TASK REQUIREMENTS: Find every line below that contains the word "Open" and copy it out.
======== EXTRACTED MATERIAL
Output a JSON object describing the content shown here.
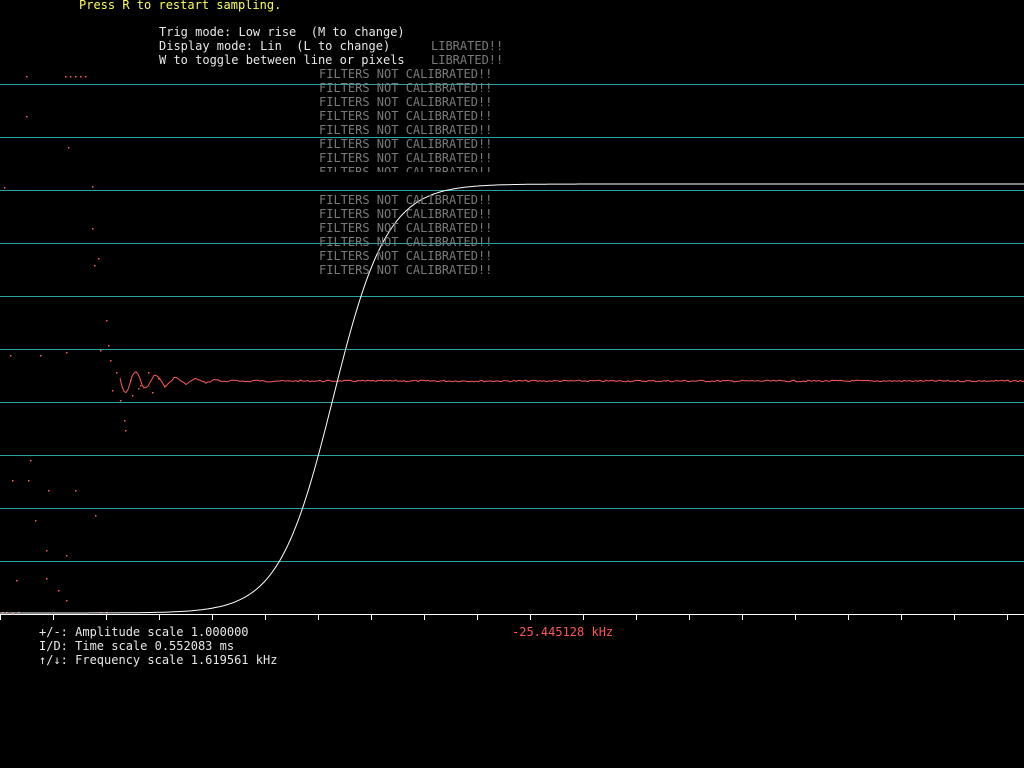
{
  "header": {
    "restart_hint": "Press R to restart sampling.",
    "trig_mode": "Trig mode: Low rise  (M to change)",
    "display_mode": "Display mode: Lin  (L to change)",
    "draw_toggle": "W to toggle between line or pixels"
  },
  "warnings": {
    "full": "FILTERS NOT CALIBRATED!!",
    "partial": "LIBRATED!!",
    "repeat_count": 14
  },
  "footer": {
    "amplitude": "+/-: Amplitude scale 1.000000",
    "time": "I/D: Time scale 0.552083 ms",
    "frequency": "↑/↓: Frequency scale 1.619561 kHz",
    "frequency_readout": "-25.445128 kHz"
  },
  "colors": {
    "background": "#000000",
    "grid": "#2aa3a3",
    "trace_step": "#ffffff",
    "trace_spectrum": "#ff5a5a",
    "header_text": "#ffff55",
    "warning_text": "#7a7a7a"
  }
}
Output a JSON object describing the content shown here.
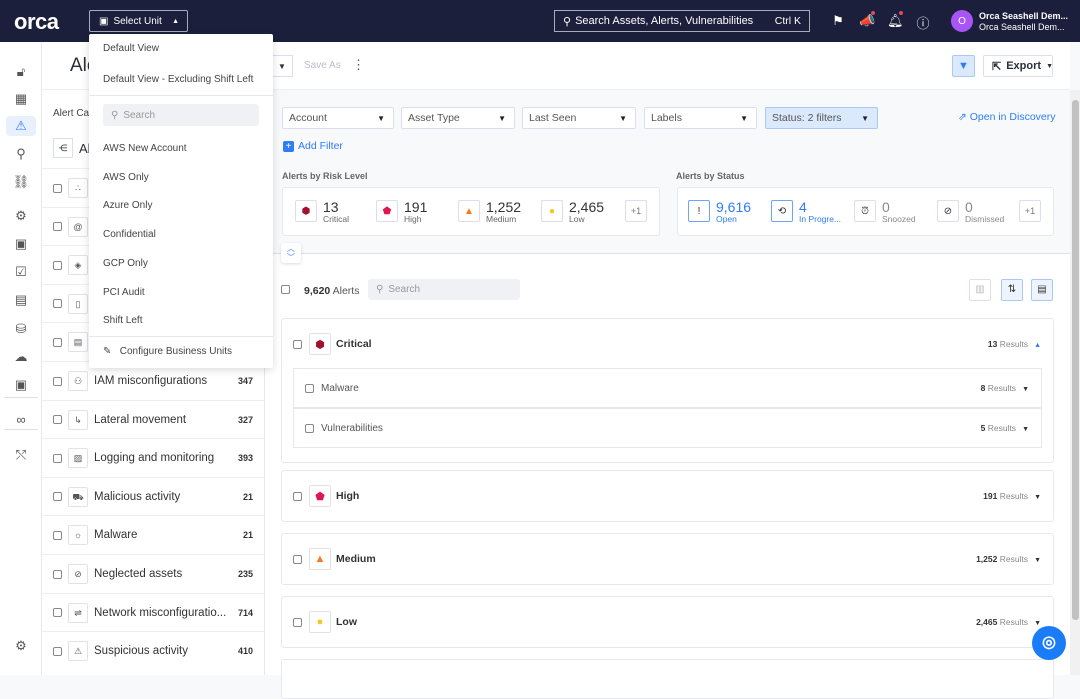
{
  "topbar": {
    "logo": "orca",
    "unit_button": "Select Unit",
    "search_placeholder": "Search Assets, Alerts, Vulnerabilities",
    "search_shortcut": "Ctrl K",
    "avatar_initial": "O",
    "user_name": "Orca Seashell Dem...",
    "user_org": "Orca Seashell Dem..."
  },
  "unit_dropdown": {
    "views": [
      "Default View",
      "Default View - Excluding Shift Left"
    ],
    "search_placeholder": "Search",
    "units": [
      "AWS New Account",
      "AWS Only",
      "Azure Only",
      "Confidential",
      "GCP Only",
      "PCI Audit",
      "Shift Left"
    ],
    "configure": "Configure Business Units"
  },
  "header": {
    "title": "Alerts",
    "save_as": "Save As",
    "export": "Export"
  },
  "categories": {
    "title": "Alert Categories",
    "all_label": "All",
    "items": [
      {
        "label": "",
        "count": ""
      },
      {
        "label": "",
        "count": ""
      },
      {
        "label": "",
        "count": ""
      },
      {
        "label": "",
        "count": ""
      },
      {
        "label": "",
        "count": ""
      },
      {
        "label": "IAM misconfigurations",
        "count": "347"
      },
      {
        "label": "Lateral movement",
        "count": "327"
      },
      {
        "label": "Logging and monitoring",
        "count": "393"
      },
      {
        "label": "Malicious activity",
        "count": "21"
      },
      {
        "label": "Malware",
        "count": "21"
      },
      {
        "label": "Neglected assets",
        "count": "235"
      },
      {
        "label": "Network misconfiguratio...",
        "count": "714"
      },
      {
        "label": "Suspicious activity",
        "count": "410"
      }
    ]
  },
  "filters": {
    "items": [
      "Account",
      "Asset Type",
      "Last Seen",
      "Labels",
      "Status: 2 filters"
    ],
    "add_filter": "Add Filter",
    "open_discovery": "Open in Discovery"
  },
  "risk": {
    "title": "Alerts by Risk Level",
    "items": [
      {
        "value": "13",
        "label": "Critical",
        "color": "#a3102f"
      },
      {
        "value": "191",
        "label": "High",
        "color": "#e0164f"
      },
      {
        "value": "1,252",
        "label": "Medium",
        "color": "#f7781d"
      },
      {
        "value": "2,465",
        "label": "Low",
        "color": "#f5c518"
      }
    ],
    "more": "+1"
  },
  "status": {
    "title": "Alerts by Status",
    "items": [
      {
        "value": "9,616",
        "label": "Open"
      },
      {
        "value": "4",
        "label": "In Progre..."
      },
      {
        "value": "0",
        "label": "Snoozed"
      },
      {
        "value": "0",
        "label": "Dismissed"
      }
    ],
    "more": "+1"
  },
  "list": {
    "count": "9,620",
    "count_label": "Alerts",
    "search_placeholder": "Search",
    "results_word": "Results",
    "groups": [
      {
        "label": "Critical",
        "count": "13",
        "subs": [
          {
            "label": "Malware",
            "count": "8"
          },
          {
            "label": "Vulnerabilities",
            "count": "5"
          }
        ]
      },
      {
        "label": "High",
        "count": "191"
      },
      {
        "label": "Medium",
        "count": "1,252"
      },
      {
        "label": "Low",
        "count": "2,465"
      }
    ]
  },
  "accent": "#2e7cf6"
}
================
OUTPUT OF THE EXERCISE:
    "open_discovery": "Open in Discovery"
        "label": "Open"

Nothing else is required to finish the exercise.